Neotropical Birds logo
Version 1.0

This is a historic version of this account.  Current version


Tropical Kingbird Tyrannus melancholicus

Alex. E. Jahn, Philip C. Stouffer, and R. Terry Chesser
Version: 1.0 — Published April 5, 2013


Welcome to Birds of the World!

You are currently viewing one of the free accounts available in our complimentary tour of Birds of the World. In this courtesy review, you can access all the life history articles and the multimedia galleries associated with this account.

For complete access to all accounts, a subscription is required.

Subscribe Now

Already a subscriber? Sign in

Geographic Variation

In eastern Mexico, populations with longest wings and tails occur to the north; those with shortest wings and tails on Yucatán Peninsula.

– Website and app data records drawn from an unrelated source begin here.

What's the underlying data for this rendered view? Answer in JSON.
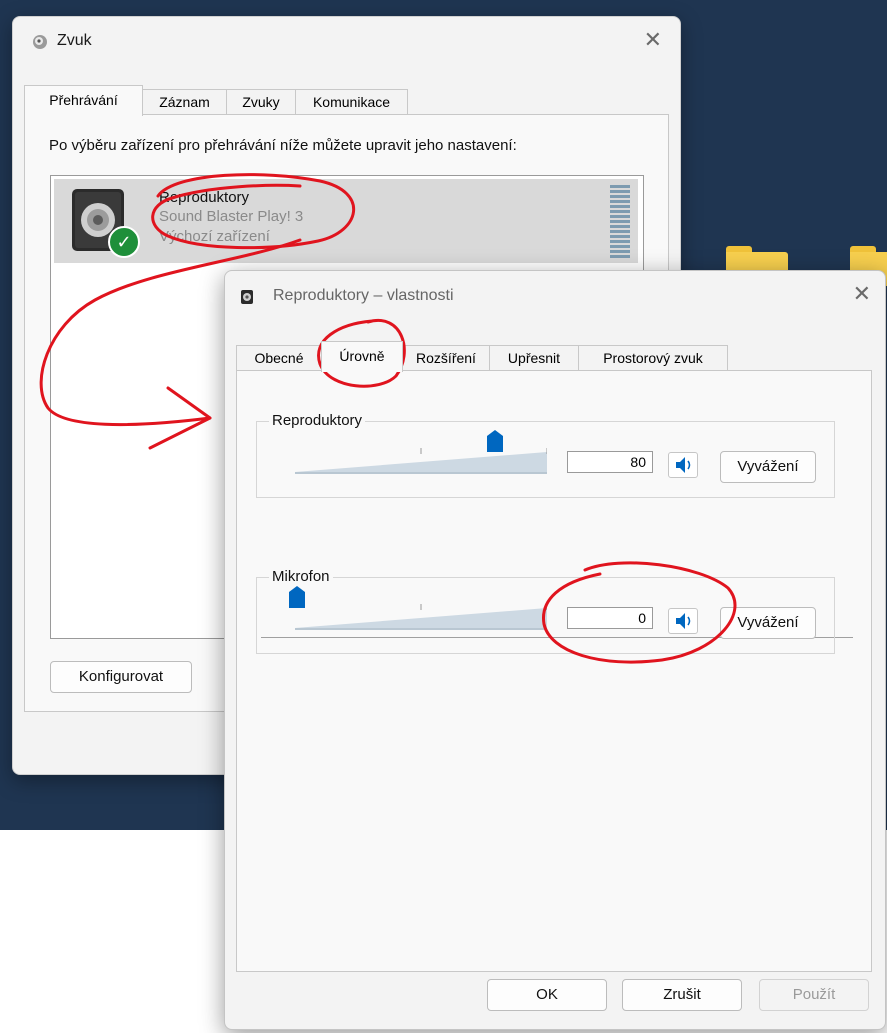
{
  "main_dialog": {
    "title": "Zvuk",
    "tabs": [
      {
        "label": "Přehrávání",
        "active": true
      },
      {
        "label": "Záznam"
      },
      {
        "label": "Zvuky"
      },
      {
        "label": "Komunikace"
      }
    ],
    "description": "Po výběru zařízení pro přehrávání níže můžete upravit jeho nastavení:",
    "device": {
      "name": "Reproduktory",
      "model": "Sound Blaster Play! 3",
      "status": "Výchozí zařízení"
    },
    "configure_label": "Konfigurovat"
  },
  "props_dialog": {
    "title": "Reproduktory – vlastnosti",
    "tabs": [
      {
        "label": "Obecné"
      },
      {
        "label": "Úrovně",
        "active": true
      },
      {
        "label": "Rozšíření"
      },
      {
        "label": "Upřesnit"
      },
      {
        "label": "Prostorový zvuk"
      }
    ],
    "speakers": {
      "label": "Reproduktory",
      "value": "80",
      "balance_label": "Vyvážení"
    },
    "microphone": {
      "label": "Mikrofon",
      "value": "0",
      "balance_label": "Vyvážení"
    },
    "ok_label": "OK",
    "cancel_label": "Zrušit",
    "apply_label": "Použít"
  },
  "colors": {
    "accent": "#0067c0",
    "annotation": "#e0141e",
    "check": "#1e8f3a"
  },
  "icons": {
    "speaker": "speaker-icon",
    "volume": "volume-icon",
    "close": "close-icon",
    "check": "check-icon"
  }
}
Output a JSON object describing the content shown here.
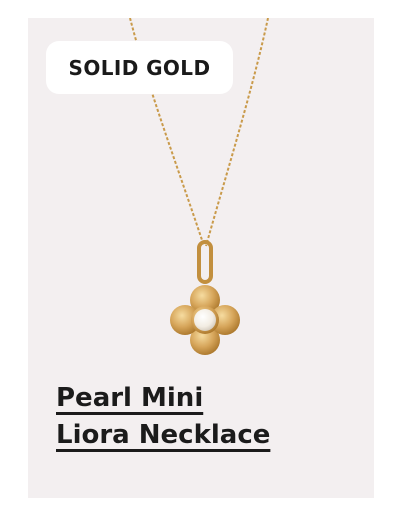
{
  "badge": {
    "label": "SOLID GOLD"
  },
  "product": {
    "title_line1": "Pearl Mini",
    "title_line2": "Liora Necklace"
  },
  "colors": {
    "background": "#f3eff0",
    "gold": "#c99a4a",
    "pearl": "#f6f2ea"
  },
  "image": {
    "icon": "pearl-flower-pendant-necklace"
  }
}
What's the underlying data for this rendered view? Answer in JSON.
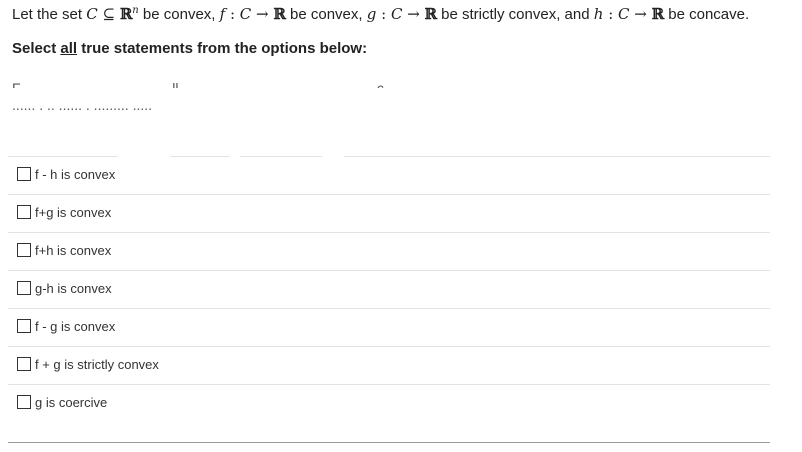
{
  "intro": {
    "lead": "Let the set ",
    "set_symbol": "C",
    "subset": " ⊆ ",
    "reals": "ℝ",
    "exponent": "n",
    "be_convex": " be convex, ",
    "f_name": "f",
    "map_colon": " : ",
    "domain_c": "C",
    "arrow": " → ",
    "codomain": "ℝ",
    "f_desc": " be convex, ",
    "g_name": "g",
    "g_desc": " be strictly convex, and ",
    "h_name": "h",
    "h_desc": " be concave."
  },
  "select_line": {
    "prefix": "Select ",
    "emph": "all",
    "suffix": " true statements from the options below:"
  },
  "obscured_text": {
    "line1": "F      ,  ..          ..  ...... ..... .. ..      ...... .  ..ll.  ..      ...   ...      .      . . ..   .. ....  ......     ..........  ...c.",
    "line2": "......           .              ..       ......          .               .........           ....."
  },
  "options": [
    {
      "label": "f - h is convex"
    },
    {
      "label": "f+g is convex"
    },
    {
      "label": "f+h is convex"
    },
    {
      "label": "g-h is convex"
    },
    {
      "label": "f - g is convex"
    },
    {
      "label": "f + g is strictly convex"
    },
    {
      "label": "g is coercive"
    }
  ]
}
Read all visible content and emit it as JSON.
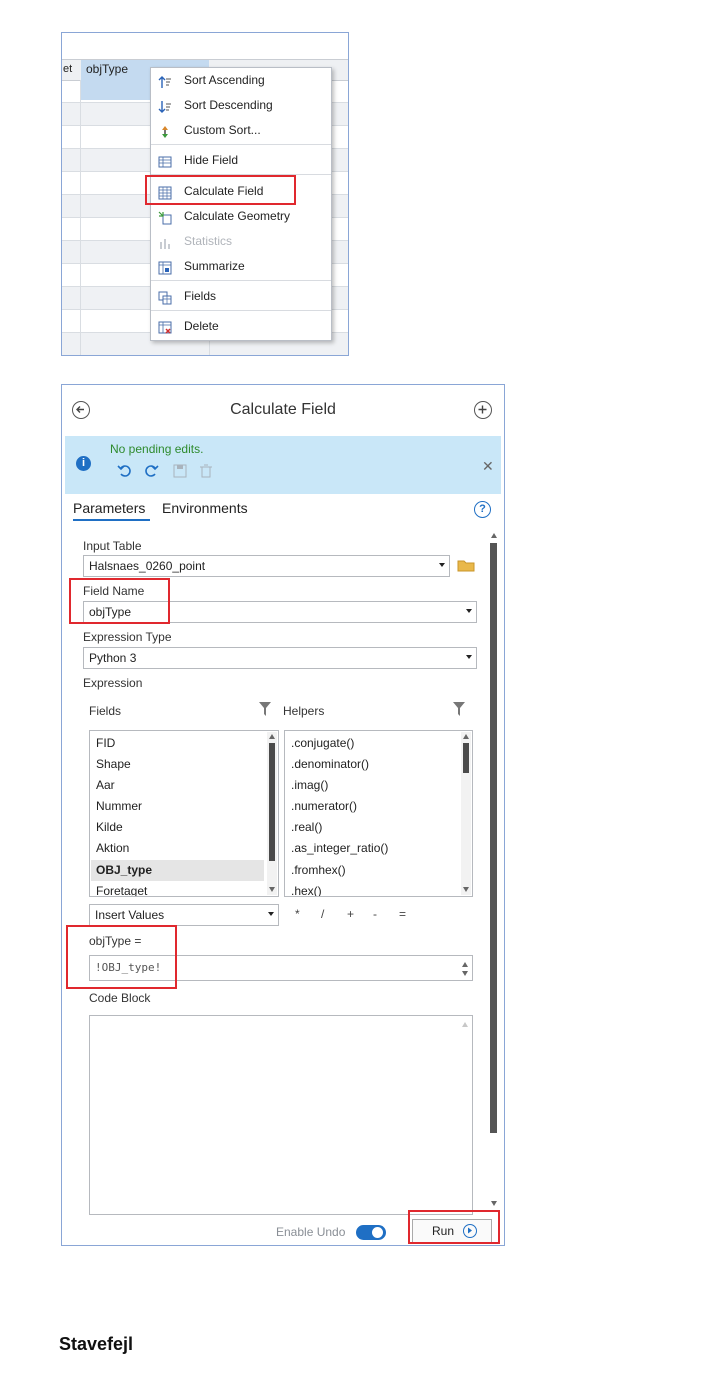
{
  "table": {
    "partial_column_label": "et",
    "column_label": "objType"
  },
  "context_menu": {
    "items": [
      {
        "label": "Sort Ascending",
        "icon": "sort-ascending-icon",
        "enabled": true
      },
      {
        "label": "Sort Descending",
        "icon": "sort-descending-icon",
        "enabled": true
      },
      {
        "label": "Custom Sort...",
        "icon": "custom-sort-icon",
        "enabled": true
      },
      {
        "label": "Hide Field",
        "icon": "hide-field-icon",
        "enabled": true
      },
      {
        "label": "Calculate Field",
        "icon": "calculate-field-icon",
        "enabled": true,
        "highlighted": true
      },
      {
        "label": "Calculate Geometry",
        "icon": "calculate-geometry-icon",
        "enabled": true
      },
      {
        "label": "Statistics",
        "icon": "statistics-icon",
        "enabled": false
      },
      {
        "label": "Summarize",
        "icon": "summarize-icon",
        "enabled": true
      },
      {
        "label": "Fields",
        "icon": "fields-icon",
        "enabled": true
      },
      {
        "label": "Delete",
        "icon": "delete-icon",
        "enabled": true
      }
    ]
  },
  "pane": {
    "title": "Calculate Field",
    "banner_text": "No pending edits.",
    "tabs": [
      "Parameters",
      "Environments"
    ],
    "active_tab": "Parameters",
    "input_table_label": "Input Table",
    "input_table_value": "Halsnaes_0260_point",
    "field_name_label": "Field Name",
    "field_name_value": "objType",
    "expression_type_label": "Expression Type",
    "expression_type_value": "Python 3",
    "expression_label": "Expression",
    "fields_header": "Fields",
    "helpers_header": "Helpers",
    "fields_list": [
      "FID",
      "Shape",
      "Aar",
      "Nummer",
      "Kilde",
      "Aktion",
      "OBJ_type",
      "Foretaget"
    ],
    "selected_field": "OBJ_type",
    "helpers_list": [
      ".conjugate()",
      ".denominator()",
      ".imag()",
      ".numerator()",
      ".real()",
      ".as_integer_ratio()",
      ".fromhex()",
      ".hex()"
    ],
    "insert_values_label": "Insert Values",
    "operators": [
      "*",
      "/",
      "+",
      "-",
      "="
    ],
    "expression_target": "objType =",
    "expression_value": "!OBJ_type!",
    "code_block_label": "Code Block",
    "enable_undo_label": "Enable Undo",
    "enable_undo_on": true,
    "run_label": "Run"
  },
  "heading": "Stavefejl",
  "colors": {
    "highlight_box": "#e0282e",
    "banner": "#c9e7f8",
    "accent": "#1f6fc4"
  }
}
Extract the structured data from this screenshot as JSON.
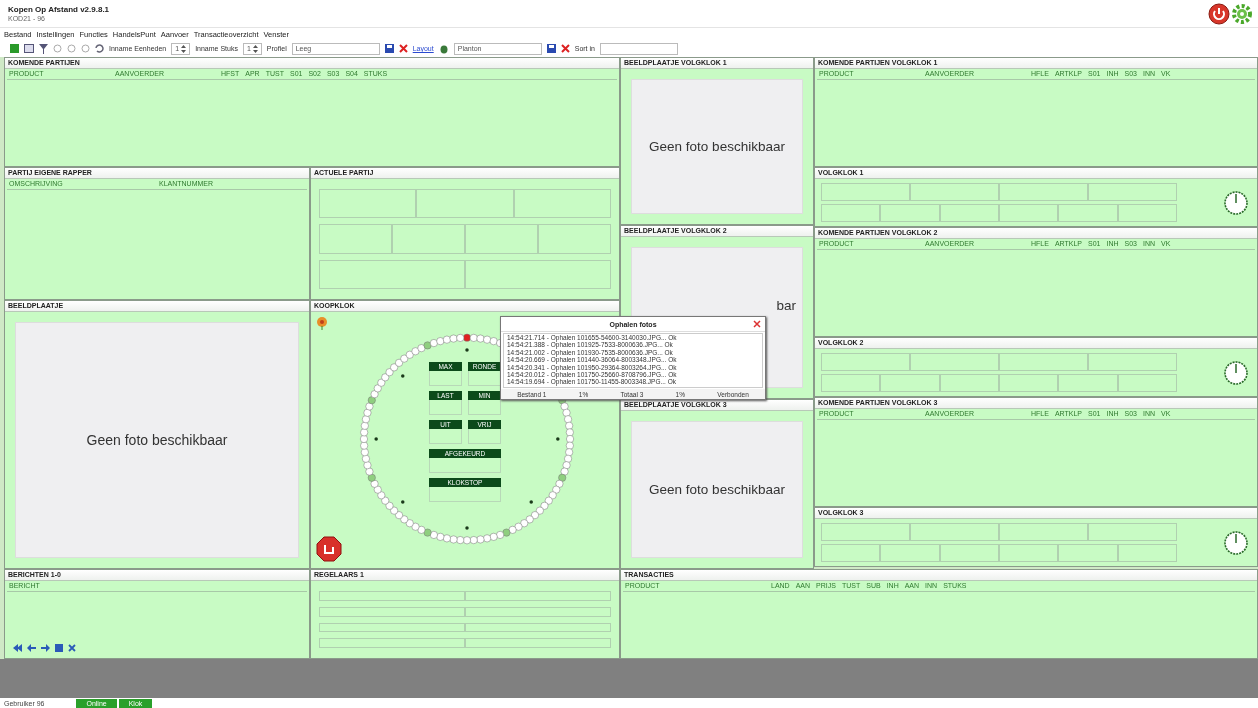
{
  "window": {
    "title": "Kopen Op Afstand v2.9.8.1",
    "subtitle": "KOD21 - 96"
  },
  "menu": [
    "Bestand",
    "Instellingen",
    "Functies",
    "HandelsPunt",
    "Aanvoer",
    "Transactieoverzicht",
    "Venster"
  ],
  "toolbar": {
    "fields": [
      {
        "label": "Inname Eenheden",
        "value": "1"
      },
      {
        "label": "Inname Stuks",
        "value": "1"
      }
    ],
    "profile": {
      "label": "Profiel",
      "value": "Leeg"
    },
    "layout": {
      "label": "Layout",
      "value": "Planton"
    },
    "sort": {
      "label": "Sort in"
    }
  },
  "komende_partijen": {
    "title": "KOMENDE PARTIJEN",
    "columns": [
      "PRODUCT",
      "AANVOERDER",
      "HFST",
      "APR",
      "TUST",
      "S01",
      "S02",
      "S03",
      "S04",
      "STUKS"
    ]
  },
  "partij_eigen": {
    "title": "PARTIJ EIGENE RAPPER",
    "columns": [
      "OMSCHRIJVING",
      "KLANTNUMMER"
    ]
  },
  "actuele_partij": {
    "title": "ACTUELE PARTIJ"
  },
  "beeldplaatje": {
    "title": "BEELDPLAATJE",
    "text": "Geen foto beschikbaar"
  },
  "klok": {
    "title": "KOOPKLOK",
    "buttons": [
      {
        "label": "MAX",
        "wide": false
      },
      {
        "label": "RONDE",
        "wide": false
      },
      {
        "label": "LAST",
        "wide": false
      },
      {
        "label": "MIN",
        "wide": false
      },
      {
        "label": "UIT",
        "wide": false
      },
      {
        "label": "VRIJ",
        "wide": false
      },
      {
        "label": "AFGEKEURD",
        "wide": true
      },
      {
        "label": "KLOKSTOP",
        "wide": true
      }
    ]
  },
  "berichten": {
    "title": "BERICHTEN 1-0",
    "columns": [
      "BERICHT"
    ]
  },
  "regelaars": {
    "title": "REGELAARS 1"
  },
  "transacties": {
    "title": "TRANSACTIES",
    "columns": [
      "PRODUCT",
      "LAND",
      "AAN",
      "PRIJS",
      "TUST",
      "SUB",
      "INH",
      "AAN",
      "INN",
      "STUKS"
    ]
  },
  "volgklokken": [
    {
      "photo_title": "BEELDPLAATJE VOLGKLOK 1",
      "photo_text": "Geen foto beschikbaar",
      "photo_cut": false,
      "parties_title": "KOMENDE PARTIJEN VOLGKLOK 1",
      "columns": [
        "PRODUCT",
        "AANVOERDER",
        "HFLE",
        "ARTKLP",
        "S01",
        "INH",
        "S03",
        "INN",
        "VK"
      ],
      "clock_title": "VOLGKLOK 1"
    },
    {
      "photo_title": "BEELDPLAATJE VOLGKLOK 2",
      "photo_text": "bar",
      "photo_cut": true,
      "parties_title": "KOMENDE PARTIJEN VOLGKLOK 2",
      "columns": [
        "PRODUCT",
        "AANVOERDER",
        "HFLE",
        "ARTKLP",
        "S01",
        "INH",
        "S03",
        "INN",
        "VK"
      ],
      "clock_title": "VOLGKLOK 2"
    },
    {
      "photo_title": "BEELDPLAATJE VOLGKLOK 3",
      "photo_text": "Geen foto beschikbaar",
      "photo_cut": false,
      "parties_title": "KOMENDE PARTIJEN VOLGKLOK 3",
      "columns": [
        "PRODUCT",
        "AANVOERDER",
        "HFLE",
        "ARTKLP",
        "S01",
        "INH",
        "S03",
        "INN",
        "VK"
      ],
      "clock_title": "VOLGKLOK 3"
    }
  ],
  "dialog": {
    "title": "Ophalen fotos",
    "lines": [
      "14:54:21.714 - Ophalen 101655-54600-3140030.JPG... Ok",
      "14:54:21.388 - Ophalen 101925-7533-8000636.JPG... Ok",
      "14:54:21.002 - Ophalen 101930-7535-8000636.JPG... Ok",
      "14:54:20.669 - Ophalen 101440-36064-8003348.JPG... Ok",
      "14:54:20.341 - Ophalen 101950-29364-8003264.JPG... Ok",
      "14:54:20.012 - Ophalen 101750-25660-8708796.JPG... Ok",
      "14:54:19.694 - Ophalen 101750-11455-8003348.JPG... Ok"
    ],
    "footer": [
      "Bestand 1",
      "1%",
      "Totaal 3",
      "1%",
      "Verbonden"
    ]
  },
  "status_bar": {
    "text": "Gebruiker 96",
    "segments": [
      "Online",
      "Klok"
    ]
  }
}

Variation in bill length parallels that in wing and tail length, except that individuals on Cozumel Island have very large bills relative to adjacent mainland populations. Ratio of bill length to wing length shows little geographic variation, except for Cozumel Island birds, which have high bill-to-wing ratios (Traylor 1979a).

Subspecies satrapa has a whiter throat and a paler, more yellowish chest, somewhat paler yellow underparts and a slightly paler gray crown than despotes and melancholicus, and is smaller than melancholicus (Cory and Hellmayr 1927, Stouffer and Chesser 1998). The color of the throat and chest of despotes is intermediate between those of satrapa and melancholicus. The underparts of despotes are yellower than those of satrapa, and despotes is smaller than melancholicus (Cory and Hellmayr 1927).

Kingbirds of the nominate subspecies breeding at south temperate latitudes of South America have longer wings than those of the same (nominate) subspecies breeding in the Amazon Basin (Jahn et al. 2010d).

Related Species

Molecular evidence suggests that Tyrannus dominicensis (Gray Kingbird) is the sister species to Tropical Kingbird (Mobley 2004). Subspecies taxonomy below follows Traylor 1979b and Phillips 1994:

satrapa Cabanis and Heine: southwestern United States south to northern South America (northern Colombia and most of northern Venezuela), including western and eastern Mexico, Central America, Netherlands Antilles, Trinidad, Tobago, and Grenada (Traylor 1979b).

despotes Lichtenstein. Northeastern Brazil from Amapá, Maranhão, and Ceará south to Bahia (Traylor 1979b).

melancholicus Vieillot. Most of tropical South America, excluding ranges of satrapa and despotes, south to Río Negro, Argentina, east of the Andes (Traylor 1979b), and south to central Peru west of the Andes (see Stouffer and Chesser 1998).

Recommended Citation

Jahn, A. E., P. C. Stouffer, and R. T. Chesser (2013). Tropical Kingbird (Tyrannus melancholicus), version 1.0. In Neotropical Birds Online (T. S. Schulenberg, Editor). Cornell Lab of Ornithology, Ithaca, NY, USA. https://doi.org/10.2173/nb.trokin.01